Sometimes, the only way to have fun is to be deadly serious.
That was the takeaway from designer Paula Scher's TED talk "Great design is serious (not solemn)," a great little lecture on how flying by the seat of your pants, being ignorant, and having chutzpah can garner a creative result above and beyond what you ever imagined.
If you have 20 minutes to spare (or kill), watch the video below. If not, skip to the spoiler -- and my interpretation as it relates to writing -- after the screen:
Oh yay, you stayed with me! Here's the big reveal: The key to design success is not to let play/fun/experimentation become work. Then your intensity weakens, and you're left a pale imitation of your inspired self, doomed to repeat what once was fresh.
Though Scher is talking about visual design, I think her points apply to all creative endeavors. Here's how I see it playing out with writing:
1. Avoiding one path can lead you down a new one. Scher despised Helvetica font. So she designed album covers using anything but. As a result, her work stood out.
YOUR TURN: What pieces or genres do you particularly hate to write?

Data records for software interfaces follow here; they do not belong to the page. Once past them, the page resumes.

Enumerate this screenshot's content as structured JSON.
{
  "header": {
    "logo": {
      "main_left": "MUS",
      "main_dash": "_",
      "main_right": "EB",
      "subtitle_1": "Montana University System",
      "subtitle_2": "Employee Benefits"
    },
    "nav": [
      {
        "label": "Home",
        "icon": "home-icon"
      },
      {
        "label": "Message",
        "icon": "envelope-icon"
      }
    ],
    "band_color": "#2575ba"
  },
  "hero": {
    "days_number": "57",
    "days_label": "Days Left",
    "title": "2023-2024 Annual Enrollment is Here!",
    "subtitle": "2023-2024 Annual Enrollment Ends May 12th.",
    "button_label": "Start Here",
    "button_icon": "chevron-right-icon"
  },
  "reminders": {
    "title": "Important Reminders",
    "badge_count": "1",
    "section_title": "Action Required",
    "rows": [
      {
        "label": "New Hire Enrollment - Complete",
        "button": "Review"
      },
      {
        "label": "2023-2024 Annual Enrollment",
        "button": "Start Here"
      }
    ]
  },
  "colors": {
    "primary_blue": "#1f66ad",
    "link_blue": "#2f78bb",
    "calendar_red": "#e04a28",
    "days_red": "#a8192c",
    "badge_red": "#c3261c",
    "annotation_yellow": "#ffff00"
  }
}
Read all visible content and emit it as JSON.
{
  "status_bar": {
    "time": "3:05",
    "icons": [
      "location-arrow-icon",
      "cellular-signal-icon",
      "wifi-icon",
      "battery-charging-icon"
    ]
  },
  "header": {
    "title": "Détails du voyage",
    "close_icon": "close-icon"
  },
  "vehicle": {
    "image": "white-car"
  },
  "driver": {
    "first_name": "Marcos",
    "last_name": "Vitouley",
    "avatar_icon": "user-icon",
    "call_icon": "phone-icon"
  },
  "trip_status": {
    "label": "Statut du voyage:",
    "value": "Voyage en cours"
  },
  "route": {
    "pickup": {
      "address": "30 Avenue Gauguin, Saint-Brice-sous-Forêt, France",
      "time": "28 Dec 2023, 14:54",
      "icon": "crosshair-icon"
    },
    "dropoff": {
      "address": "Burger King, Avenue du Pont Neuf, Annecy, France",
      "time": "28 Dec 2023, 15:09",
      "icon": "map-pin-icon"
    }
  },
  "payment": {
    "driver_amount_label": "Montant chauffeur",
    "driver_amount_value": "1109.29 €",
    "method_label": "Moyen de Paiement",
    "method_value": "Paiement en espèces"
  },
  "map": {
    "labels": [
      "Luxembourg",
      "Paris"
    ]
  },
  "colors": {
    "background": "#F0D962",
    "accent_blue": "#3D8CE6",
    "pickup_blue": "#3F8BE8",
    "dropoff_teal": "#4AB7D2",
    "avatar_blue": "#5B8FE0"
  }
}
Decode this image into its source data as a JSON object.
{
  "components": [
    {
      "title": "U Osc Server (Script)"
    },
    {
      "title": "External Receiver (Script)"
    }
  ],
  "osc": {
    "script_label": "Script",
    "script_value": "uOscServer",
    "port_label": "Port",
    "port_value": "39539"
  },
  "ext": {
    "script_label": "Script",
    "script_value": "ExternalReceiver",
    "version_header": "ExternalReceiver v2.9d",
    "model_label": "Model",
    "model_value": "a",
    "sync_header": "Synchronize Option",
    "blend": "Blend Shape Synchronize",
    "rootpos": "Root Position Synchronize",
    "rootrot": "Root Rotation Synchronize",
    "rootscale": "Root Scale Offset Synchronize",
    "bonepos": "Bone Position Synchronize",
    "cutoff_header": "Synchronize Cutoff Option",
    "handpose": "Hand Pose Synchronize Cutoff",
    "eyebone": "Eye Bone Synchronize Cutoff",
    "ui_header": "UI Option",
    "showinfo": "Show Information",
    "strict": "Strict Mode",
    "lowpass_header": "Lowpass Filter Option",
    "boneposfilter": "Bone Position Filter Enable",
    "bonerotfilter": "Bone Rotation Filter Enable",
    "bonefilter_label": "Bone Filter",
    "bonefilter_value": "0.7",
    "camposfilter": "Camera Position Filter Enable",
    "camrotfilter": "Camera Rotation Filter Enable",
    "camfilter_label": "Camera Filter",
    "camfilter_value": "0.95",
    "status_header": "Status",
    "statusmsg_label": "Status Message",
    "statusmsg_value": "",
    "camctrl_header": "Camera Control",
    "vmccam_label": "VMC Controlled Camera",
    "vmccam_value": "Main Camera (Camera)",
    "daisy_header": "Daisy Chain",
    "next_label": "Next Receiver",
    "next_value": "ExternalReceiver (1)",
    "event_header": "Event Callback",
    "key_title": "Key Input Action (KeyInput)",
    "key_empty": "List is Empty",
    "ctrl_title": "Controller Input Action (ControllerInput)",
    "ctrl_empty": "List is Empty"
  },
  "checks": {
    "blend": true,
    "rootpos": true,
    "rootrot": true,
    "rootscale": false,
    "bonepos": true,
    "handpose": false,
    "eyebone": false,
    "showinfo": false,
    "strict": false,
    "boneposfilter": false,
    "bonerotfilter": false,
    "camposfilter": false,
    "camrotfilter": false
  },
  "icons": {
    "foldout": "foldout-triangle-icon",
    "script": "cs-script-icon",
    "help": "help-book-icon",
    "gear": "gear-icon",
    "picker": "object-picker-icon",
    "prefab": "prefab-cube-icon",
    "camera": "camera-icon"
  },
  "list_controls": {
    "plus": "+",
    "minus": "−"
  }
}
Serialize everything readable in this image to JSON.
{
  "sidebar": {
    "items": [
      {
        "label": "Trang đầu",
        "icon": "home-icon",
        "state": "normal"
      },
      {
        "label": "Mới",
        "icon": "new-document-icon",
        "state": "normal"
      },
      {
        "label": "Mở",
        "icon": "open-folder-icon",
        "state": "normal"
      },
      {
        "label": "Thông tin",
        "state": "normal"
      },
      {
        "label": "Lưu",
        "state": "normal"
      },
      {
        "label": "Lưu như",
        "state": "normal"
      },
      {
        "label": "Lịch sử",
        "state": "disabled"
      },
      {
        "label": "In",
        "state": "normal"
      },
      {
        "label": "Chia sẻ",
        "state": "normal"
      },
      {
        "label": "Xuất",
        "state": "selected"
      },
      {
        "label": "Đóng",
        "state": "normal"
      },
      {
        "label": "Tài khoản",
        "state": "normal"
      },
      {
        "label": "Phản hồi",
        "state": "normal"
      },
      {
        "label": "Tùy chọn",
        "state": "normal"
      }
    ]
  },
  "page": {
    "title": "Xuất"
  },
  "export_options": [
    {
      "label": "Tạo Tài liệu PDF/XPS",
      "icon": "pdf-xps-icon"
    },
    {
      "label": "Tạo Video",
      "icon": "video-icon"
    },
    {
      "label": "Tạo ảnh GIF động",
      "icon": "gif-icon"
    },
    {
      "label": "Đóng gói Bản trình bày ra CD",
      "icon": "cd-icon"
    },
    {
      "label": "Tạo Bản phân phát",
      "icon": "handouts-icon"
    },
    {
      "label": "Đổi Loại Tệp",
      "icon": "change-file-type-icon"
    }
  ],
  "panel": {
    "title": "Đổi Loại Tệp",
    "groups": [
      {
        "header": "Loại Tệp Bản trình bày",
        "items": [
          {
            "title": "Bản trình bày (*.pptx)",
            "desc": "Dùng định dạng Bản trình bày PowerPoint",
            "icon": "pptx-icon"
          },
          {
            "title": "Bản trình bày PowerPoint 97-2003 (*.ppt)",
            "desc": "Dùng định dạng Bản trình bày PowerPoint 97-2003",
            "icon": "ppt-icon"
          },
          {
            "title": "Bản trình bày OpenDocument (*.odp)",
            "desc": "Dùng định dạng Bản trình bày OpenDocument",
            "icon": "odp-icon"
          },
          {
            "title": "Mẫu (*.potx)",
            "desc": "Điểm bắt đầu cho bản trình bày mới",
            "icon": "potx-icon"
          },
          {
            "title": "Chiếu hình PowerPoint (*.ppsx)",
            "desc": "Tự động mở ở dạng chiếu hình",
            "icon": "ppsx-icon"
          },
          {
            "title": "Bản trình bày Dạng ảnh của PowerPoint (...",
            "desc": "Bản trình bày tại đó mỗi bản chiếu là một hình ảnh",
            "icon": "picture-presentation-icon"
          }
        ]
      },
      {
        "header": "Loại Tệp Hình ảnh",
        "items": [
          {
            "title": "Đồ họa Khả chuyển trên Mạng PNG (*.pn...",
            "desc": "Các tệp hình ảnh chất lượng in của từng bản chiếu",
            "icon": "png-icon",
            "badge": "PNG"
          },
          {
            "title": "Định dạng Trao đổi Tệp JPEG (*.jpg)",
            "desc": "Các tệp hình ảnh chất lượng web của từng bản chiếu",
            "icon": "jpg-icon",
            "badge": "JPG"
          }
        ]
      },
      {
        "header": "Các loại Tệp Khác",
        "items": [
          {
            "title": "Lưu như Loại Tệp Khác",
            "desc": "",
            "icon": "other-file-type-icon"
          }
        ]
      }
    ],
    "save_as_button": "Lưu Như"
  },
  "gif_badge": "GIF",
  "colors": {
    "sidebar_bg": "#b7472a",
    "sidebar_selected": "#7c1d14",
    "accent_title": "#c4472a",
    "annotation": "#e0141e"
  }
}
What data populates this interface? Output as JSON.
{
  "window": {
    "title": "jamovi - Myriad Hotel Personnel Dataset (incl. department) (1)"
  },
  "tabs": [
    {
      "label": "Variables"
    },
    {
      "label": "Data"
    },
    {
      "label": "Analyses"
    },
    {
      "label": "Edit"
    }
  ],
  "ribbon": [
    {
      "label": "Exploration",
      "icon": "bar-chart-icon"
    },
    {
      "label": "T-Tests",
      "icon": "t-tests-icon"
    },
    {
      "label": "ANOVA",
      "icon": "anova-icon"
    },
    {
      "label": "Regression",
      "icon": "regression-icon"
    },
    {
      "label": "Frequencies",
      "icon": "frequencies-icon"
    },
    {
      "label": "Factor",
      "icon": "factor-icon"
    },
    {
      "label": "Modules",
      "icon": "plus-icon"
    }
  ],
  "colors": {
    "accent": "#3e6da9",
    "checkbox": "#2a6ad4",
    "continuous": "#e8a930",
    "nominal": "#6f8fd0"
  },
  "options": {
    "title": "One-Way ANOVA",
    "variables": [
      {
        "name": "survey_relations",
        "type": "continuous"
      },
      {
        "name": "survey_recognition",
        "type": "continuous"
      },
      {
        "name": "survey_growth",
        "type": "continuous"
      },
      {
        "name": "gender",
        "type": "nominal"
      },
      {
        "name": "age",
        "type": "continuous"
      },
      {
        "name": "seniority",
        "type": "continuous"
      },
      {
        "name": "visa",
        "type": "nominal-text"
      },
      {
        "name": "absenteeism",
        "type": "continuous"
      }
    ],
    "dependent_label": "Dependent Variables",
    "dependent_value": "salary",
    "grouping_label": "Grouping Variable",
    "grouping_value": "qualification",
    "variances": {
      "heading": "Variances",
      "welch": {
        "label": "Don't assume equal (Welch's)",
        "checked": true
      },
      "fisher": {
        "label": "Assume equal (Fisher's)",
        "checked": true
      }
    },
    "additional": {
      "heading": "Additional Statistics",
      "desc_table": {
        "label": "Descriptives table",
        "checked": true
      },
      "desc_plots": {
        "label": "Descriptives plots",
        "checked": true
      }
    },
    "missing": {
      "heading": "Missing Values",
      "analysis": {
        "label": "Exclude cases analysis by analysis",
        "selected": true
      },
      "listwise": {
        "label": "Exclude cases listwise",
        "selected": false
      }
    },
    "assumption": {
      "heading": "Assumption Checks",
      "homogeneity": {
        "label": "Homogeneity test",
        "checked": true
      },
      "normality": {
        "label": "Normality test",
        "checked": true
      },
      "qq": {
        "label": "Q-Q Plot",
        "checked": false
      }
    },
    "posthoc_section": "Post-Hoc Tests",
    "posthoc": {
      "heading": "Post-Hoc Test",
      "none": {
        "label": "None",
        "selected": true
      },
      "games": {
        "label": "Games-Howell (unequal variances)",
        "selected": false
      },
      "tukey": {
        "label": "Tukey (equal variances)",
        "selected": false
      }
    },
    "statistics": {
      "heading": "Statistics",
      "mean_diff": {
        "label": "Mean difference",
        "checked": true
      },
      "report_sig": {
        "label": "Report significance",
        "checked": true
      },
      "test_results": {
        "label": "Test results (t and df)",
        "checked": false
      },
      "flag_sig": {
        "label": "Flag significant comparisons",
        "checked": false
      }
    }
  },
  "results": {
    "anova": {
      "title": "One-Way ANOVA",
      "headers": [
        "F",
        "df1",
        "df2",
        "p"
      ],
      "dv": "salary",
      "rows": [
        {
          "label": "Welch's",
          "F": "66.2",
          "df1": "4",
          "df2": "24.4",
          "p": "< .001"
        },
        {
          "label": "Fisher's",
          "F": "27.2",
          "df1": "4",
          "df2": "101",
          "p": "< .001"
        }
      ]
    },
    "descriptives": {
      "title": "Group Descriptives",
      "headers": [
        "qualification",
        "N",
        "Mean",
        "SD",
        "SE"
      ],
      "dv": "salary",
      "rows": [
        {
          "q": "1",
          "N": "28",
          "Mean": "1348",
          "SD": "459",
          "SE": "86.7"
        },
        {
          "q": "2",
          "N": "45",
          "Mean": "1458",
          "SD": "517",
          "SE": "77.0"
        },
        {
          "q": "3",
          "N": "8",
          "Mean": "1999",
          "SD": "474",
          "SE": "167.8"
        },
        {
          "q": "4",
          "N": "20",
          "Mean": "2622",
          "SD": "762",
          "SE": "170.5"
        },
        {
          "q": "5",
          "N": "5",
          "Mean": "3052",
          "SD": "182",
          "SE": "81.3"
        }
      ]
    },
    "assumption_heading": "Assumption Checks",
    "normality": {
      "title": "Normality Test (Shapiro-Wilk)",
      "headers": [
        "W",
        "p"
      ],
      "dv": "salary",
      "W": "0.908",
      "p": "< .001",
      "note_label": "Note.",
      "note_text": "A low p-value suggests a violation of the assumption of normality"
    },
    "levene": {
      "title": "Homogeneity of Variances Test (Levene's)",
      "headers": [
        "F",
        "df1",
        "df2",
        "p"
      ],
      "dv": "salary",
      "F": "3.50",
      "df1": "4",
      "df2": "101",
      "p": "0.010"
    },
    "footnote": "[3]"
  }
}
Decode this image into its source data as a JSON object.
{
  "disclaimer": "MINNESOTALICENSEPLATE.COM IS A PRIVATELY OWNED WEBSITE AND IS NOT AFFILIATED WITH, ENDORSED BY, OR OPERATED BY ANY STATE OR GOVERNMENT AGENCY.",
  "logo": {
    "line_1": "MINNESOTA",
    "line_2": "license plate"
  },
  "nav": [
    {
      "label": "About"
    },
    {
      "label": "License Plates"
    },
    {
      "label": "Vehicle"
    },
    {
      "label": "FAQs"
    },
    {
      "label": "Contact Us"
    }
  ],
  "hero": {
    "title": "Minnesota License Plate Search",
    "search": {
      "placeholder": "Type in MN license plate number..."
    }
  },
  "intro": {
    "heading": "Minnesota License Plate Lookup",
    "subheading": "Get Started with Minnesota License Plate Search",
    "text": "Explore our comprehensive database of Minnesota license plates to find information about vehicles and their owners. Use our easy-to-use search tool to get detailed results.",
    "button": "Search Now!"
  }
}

How can you subvert the form and still get the message across, if only to amuse yourself in the meantime?
2. Basics are at the base for a reason. When Scher was asked to help an architectural team design a building, she didn't even know how to read a blueprint. But it didn't matter, because her innate sense of what would be different AND useful guided the project to a new dimension.
YOUR TURN: How are you as a writer honing your storytelling instincts? Do you grasp how words and communications fit into any and every discipline, and are you prepared to bend that universality into a new -- but no less effective -- shape?
3. See, don't just look. The North Side neighborhood in Pittsburgh hired Scher to brand their identity. So she searched the area and pulled out the mundane, commonplace, seen-so-often-no-one-notices-it-anymore overpasses as the basis for a distinctive art installation.
YOUR TURN: What elements are you taking for granted in your writing? Can you herald something usually overlooked, if only for the challenge of making it noteworthy?
Designers, writers, photographers, painters, sculptors, musicians, carpenters, creators of all types -- I now turn it over to you. How do you keep your creative process from becoming too solemn? What techniques or happy accidents have kept you fresh?